[New York Senate Democrats] recently realized there are some 75 employees working at the Senate’s own printing plant, a plain brick building on the outskirts of Albany. On Long Island, they found a small television studio, which had been set up — all with public money, with two press aides on hand to help operate it — for the exclusive use of Republican senators to record cable TV shows.
Democrats also came across what they are calling the “Brunomobile,” a $50,000 specially outfitted GMC van, with six leather captain’s chairs (some swiveling), a navigation system, rearview camera and meeting table. Joseph L. Bruno, the former Senate majority leader who was recently indicted on corruption charges, traveled in the van after his use of state helicopters sparked a feud with the Spitzer administration.
Then there are the parking spots, always at a premium near the Capitol. Democrats had been given roughly one spot per senator — there were 30 Democrats last year — and guessed there were perhaps double or even triple that controlled by the majority. Instead, they have learned, there are more than 800.
We all knew, more by intuition than evidence, that Bruno's gang treated itself well, certainly much better than they treated the then-minority Democrats.
But eight hundred parking spaces? Come on.
Joseph L. Bruno, the former State Senate majority leader, was indicted on Friday in Albany on charges that he reaped millions of dollars from companies seeking business from the state or from labor unions, capping a long-running investigation into one of New York’s most powerful political figures.
In an eight-count indictment, federal prosecutors accused Mr. Bruno of collecting more than $3 million over a 13-year period, beginning in 1993, from a handful of companies seeking state contracts and grants, as well as contracts to manage pension fund investments for at least 16 labor unions.
Betcha nobody saw that coming, eh? Except, perhaps, for Eliot Spitzer.
Do an experiment today: ask any New Yorker whom you know or meet randomly on the street who their state representatives are. The odds are very good that they won't know. This is because that knowledge makes little pertinent difference in their lives.
The ramifications of that simple fact are laid out in two Daily News pieces today that should make you cringe. One is headlined Ex-staffer says top Shelly aide raped her and Silver did nothing about it, the other, New York burns while Albany fiddles.
The first piece deals with an alleged rape incident in the State Assembly.
[Alleged rape victim Elizabth] Crothers, 32, was a young staffer for an upstate Republican assemblyman when she brought an internal complaint in 2001 with the Assembly that she was raped by Silver's then-counsel Michael Boxley.
Crothers and her boss met directly with Silver, who she said was callously eating pretzels as she recounted her story.
Boxley later in an unrelated incident pled guilty to misdemeanor sexual assault. read more »
Back in January 2006 I had as my goals:
1.) defeating the Bush/Gingrich/McCain agenda nationally
2.) defeating the Pataki, Bruno and Silver Albany constipation
3.) defeating the local Brooklyn Vito Lopez machine.

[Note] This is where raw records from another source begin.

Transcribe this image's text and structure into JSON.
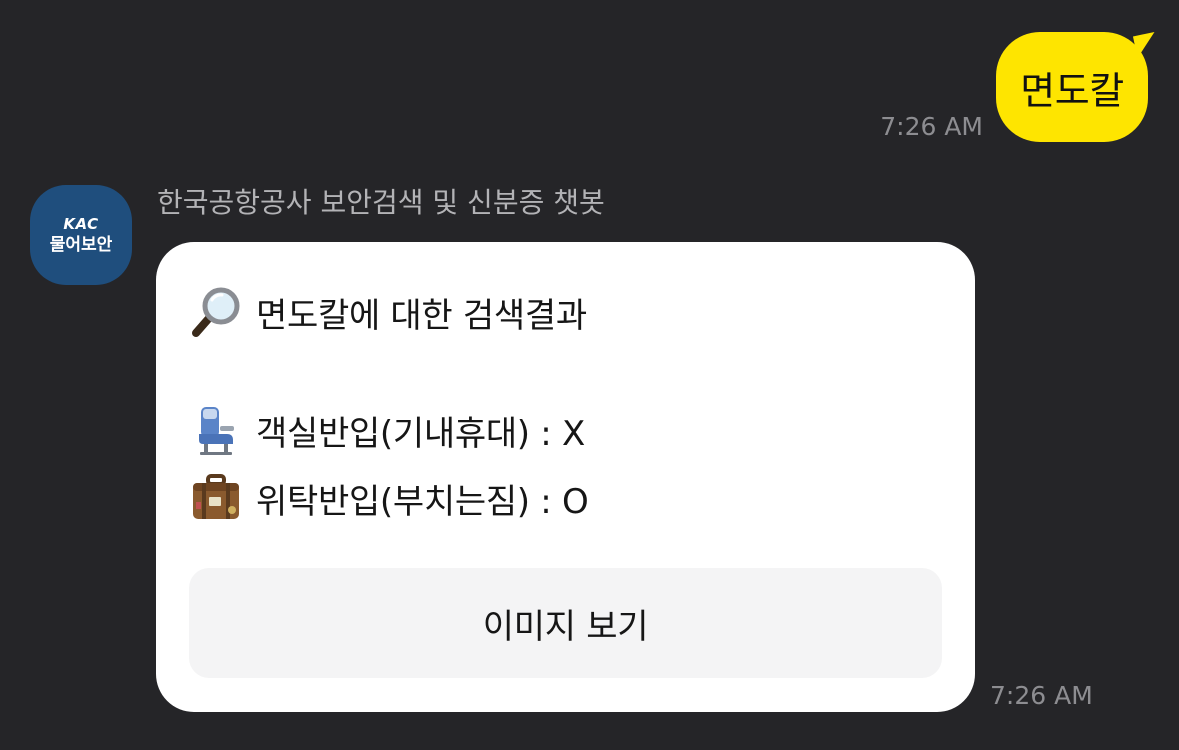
{
  "user_message": {
    "text": "면도칼",
    "time": "7:26 AM"
  },
  "bot": {
    "avatar_logo": "KAC",
    "avatar_label": "물어보안",
    "name": "한국공항공사 보안검색 및 신분증 챗봇",
    "time": "7:26 AM",
    "card": {
      "title_icon": "magnifier-icon",
      "title": "면도칼에 대한 검색결과",
      "cabin_icon": "seat-icon",
      "cabin_text": "객실반입(기내휴대) : X",
      "checked_icon": "suitcase-icon",
      "checked_text": "위탁반입(부치는짐) : O",
      "button_label": "이미지 보기"
    }
  },
  "colors": {
    "background": "#252528",
    "user_bubble": "#fee500",
    "card": "#ffffff",
    "button": "#f4f4f5",
    "timestamp": "#8d8d91",
    "avatar": "#1f4e7d"
  }
}
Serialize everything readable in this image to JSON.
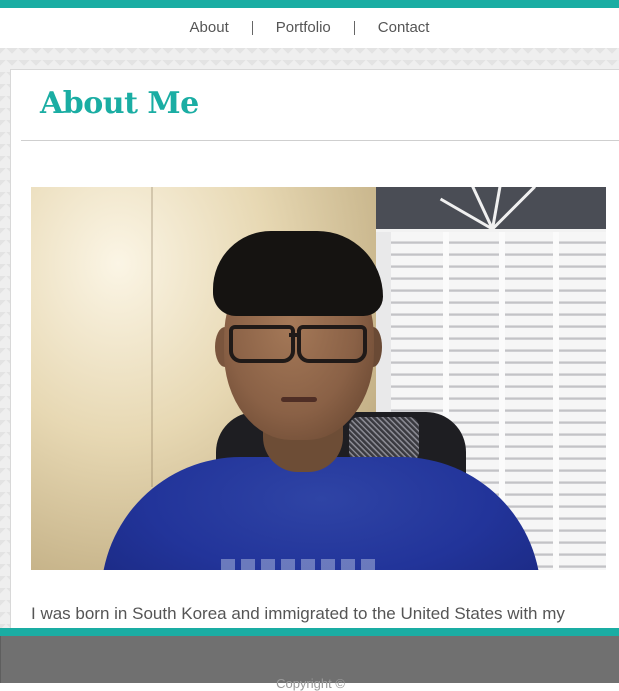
{
  "nav": {
    "items": [
      {
        "label": "About"
      },
      {
        "label": "Portfolio"
      },
      {
        "label": "Contact"
      }
    ]
  },
  "main": {
    "title": "About Me",
    "bio": "I was born in South Korea and immigrated to the United States with my"
  },
  "footer": {
    "copyright": "Copyright ©"
  },
  "colors": {
    "accent": "#1aada3",
    "footer_bg": "#707070",
    "body_text": "#555555"
  }
}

Still working on #3 through several channels. And it remains to be seen whether indictments or ill health or Brooklyn fatigue with corruption bring down Vito Lopez. For my part I prefer indictments to ill health. But Charles Hynes, the Brooklyn DA, has pushed that aside and has focused on other, also worthy efforts. So we wait to see who will replace Lopez in time.
Goal #1 began to happen in 2006 with a massive take over of the House and an evening up of the Senate. And we have a damned good shot at continuing this in 2008 with MORE House seats, a REAL takeover of the Senate and a White House win by Obama. read more »
Joe Bruno's retirement throws open the settled nature of New York politics, so it's worthwhile speculating on some possible developments.
His departure from the scene breaks the all-but-statutory requirement for GOP Senators to seek re-election as long as they're tolerably animate wide open. It's not unreasonable to expect Senators who have continued to serve at Bruno's request to now head for the exits; names being floated are Caesar Trunzo (born 1926), Owen Johnson (no birth date given, but first elected in 1972), Kenneth P. LaValle (no birth date given, again, but first elected in 1976), and Hugh Farley (first elected to public office in 1970, elevated to the Senate in 1976). It's an open secret in Albany that several of these lawmakers had wanted to retire for some time, but were kept in the fold by a majority leader anxious to preserve his majority. That's over, and no one would blame them for seeking retirement.
It's also reasonable to expect other Senators from the soon-to-be minority to seek greener pastures in other legislative bodies. For example, George Maziarz would probably be the strongest candidate for his party in NY-26, just as Andrew Lanza would be for the race in NY-13, where there is presently no GOP contender. I would take bets that the NRCC is on the phone with both Maziarz and Lanza right now to save something from the wreckage that republican fortunes in this state will likely become in November. read more »